Exercise details. Copy each line below in which the string "JSON" occurs.

Dataset records.

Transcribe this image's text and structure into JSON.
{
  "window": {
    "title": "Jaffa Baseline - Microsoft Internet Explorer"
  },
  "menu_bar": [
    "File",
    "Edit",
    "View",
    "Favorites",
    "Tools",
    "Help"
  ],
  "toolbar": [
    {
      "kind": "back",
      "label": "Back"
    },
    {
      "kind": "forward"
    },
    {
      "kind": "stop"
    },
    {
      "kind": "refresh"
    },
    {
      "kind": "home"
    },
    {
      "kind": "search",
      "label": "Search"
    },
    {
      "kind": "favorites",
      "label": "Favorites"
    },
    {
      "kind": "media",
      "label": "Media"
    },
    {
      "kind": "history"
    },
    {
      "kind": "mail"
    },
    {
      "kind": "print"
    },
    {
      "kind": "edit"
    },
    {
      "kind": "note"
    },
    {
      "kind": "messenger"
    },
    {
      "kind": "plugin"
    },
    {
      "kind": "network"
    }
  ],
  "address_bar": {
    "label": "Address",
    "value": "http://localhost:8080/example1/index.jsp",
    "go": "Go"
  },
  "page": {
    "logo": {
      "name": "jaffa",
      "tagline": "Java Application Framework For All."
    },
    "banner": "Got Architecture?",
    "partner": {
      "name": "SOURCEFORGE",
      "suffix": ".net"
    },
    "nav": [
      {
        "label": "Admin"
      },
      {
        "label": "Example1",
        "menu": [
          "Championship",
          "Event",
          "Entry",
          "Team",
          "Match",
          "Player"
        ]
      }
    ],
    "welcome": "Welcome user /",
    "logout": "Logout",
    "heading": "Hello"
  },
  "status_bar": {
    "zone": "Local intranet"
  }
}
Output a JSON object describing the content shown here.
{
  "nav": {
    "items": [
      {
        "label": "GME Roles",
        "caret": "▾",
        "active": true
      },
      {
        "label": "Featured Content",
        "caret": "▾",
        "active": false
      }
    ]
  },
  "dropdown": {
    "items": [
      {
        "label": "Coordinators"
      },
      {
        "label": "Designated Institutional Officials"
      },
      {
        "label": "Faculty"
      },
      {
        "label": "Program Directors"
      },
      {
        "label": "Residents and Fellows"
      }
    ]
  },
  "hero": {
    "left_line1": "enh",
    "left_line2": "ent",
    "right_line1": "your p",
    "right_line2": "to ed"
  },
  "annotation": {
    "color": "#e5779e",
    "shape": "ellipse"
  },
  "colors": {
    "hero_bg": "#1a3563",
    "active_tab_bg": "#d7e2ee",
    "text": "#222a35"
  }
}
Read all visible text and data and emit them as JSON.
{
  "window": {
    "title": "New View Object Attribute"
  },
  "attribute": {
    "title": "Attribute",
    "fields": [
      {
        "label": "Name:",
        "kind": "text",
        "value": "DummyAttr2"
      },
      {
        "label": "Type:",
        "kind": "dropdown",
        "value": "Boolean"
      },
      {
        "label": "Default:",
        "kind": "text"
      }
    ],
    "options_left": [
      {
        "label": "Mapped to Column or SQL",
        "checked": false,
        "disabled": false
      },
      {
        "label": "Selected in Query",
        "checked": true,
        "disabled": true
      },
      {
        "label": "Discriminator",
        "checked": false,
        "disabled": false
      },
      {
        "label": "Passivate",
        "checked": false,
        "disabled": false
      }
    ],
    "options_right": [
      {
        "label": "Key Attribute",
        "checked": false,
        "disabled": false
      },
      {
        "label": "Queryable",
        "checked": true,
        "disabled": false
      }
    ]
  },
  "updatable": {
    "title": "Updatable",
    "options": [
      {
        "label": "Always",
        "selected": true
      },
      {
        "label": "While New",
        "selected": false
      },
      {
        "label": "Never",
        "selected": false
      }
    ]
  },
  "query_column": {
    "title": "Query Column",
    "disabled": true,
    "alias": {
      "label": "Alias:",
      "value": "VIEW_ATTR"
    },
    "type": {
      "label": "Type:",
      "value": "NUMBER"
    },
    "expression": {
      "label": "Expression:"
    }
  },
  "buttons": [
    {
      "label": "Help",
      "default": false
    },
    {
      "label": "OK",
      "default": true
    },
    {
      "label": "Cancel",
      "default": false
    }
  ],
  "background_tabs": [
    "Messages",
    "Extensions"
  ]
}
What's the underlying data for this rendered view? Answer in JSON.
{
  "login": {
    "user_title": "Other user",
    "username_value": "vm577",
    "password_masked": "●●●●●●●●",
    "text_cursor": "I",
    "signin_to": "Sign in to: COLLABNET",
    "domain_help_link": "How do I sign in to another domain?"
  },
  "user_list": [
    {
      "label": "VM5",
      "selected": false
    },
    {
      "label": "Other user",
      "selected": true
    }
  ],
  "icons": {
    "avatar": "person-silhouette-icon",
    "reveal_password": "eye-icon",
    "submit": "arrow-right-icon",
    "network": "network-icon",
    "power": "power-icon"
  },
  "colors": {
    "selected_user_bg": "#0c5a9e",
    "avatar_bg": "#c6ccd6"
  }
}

Written answer.
Transcribe this image's text and structure into JSON.
Output a JSON object describing the content shown here.
Read all visible text and data and emit them as JSON.
What's the underlying data for this rendered view? Answer in JSON.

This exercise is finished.